Susan B. Anthony's paper The Revolution, first published in 1868, advocated an eight- hour day and equal pay for equal work. It promoted a policy of purchasing American- made goods and encouraging immigration to rebuild the South and settle the entire country. Publishing The Revolution in New York brought her in contact with women in the printing trades.

In 1868 Anthony encouraged working women from the printing and sewing trades in New York, who were excluded from men's trade unions, to form Workingwomen's Associations. As a delegate to the National Labor Congress in 1868 Anthony persuaded the committee on female labor to call for votes for women and equal pay for equal work, although the men at the conference deleted the reference to the vote.

In 1870 Anthony formed and was elected president of the Workingwomen's Central Association. The Association drew up reports on working conditions and provided educational opportunities for working women. Anthony encouraged a cooperative workshop founded by the Sewing Machine Operators Union and boosted the newly-formed women typesetters' union in The Revolution. Anthony tried to establish trade schools for women printers. When printers in New York went on strike she urged employers to hire women instead, believing this would show how they could do the job as well as men, and therefore deserved equal pay. At the 1869 National Labor Union Congress the men's Typographical Union accused her of strike- breaking and running a non-union shop at The Revolution, and called her an enemy of labor.

In the 1890s, while president of the National American Woman Suffrage Association, Anthony emphasized the importance of gaining the support of organized labor.

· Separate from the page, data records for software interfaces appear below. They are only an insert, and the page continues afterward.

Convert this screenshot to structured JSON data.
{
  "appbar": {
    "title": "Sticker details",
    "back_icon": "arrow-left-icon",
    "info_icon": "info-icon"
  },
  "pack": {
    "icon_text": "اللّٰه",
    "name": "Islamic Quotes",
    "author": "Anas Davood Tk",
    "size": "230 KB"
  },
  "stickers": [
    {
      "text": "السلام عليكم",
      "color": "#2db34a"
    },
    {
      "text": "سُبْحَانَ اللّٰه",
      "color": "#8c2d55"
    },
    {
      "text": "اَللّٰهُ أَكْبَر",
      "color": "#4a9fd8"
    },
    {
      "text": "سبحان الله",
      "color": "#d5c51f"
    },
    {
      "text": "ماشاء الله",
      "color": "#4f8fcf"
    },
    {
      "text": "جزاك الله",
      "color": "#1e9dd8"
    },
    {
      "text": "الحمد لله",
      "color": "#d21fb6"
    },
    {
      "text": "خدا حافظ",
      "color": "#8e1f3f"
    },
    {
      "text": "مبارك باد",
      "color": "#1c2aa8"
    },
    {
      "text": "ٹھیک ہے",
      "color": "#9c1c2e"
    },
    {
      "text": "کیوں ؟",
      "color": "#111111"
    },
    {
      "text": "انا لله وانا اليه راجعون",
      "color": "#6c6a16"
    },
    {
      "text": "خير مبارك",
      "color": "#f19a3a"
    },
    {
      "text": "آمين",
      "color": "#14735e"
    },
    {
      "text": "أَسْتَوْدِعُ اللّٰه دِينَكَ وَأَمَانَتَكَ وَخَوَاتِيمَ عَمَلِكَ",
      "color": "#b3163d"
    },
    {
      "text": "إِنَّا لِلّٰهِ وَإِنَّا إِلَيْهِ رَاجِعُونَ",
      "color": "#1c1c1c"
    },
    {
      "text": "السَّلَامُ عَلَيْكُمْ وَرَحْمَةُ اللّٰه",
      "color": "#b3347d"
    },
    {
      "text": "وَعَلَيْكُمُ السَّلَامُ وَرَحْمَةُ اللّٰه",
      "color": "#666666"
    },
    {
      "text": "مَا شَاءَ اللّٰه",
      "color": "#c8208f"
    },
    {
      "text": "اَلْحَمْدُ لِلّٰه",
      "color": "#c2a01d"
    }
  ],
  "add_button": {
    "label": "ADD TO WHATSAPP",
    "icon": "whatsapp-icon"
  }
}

She encouraged Florence Kelley and Jane Addams in their work in Chicago, and Gail Laughlin in her goal to seek protection for working women through trade unions.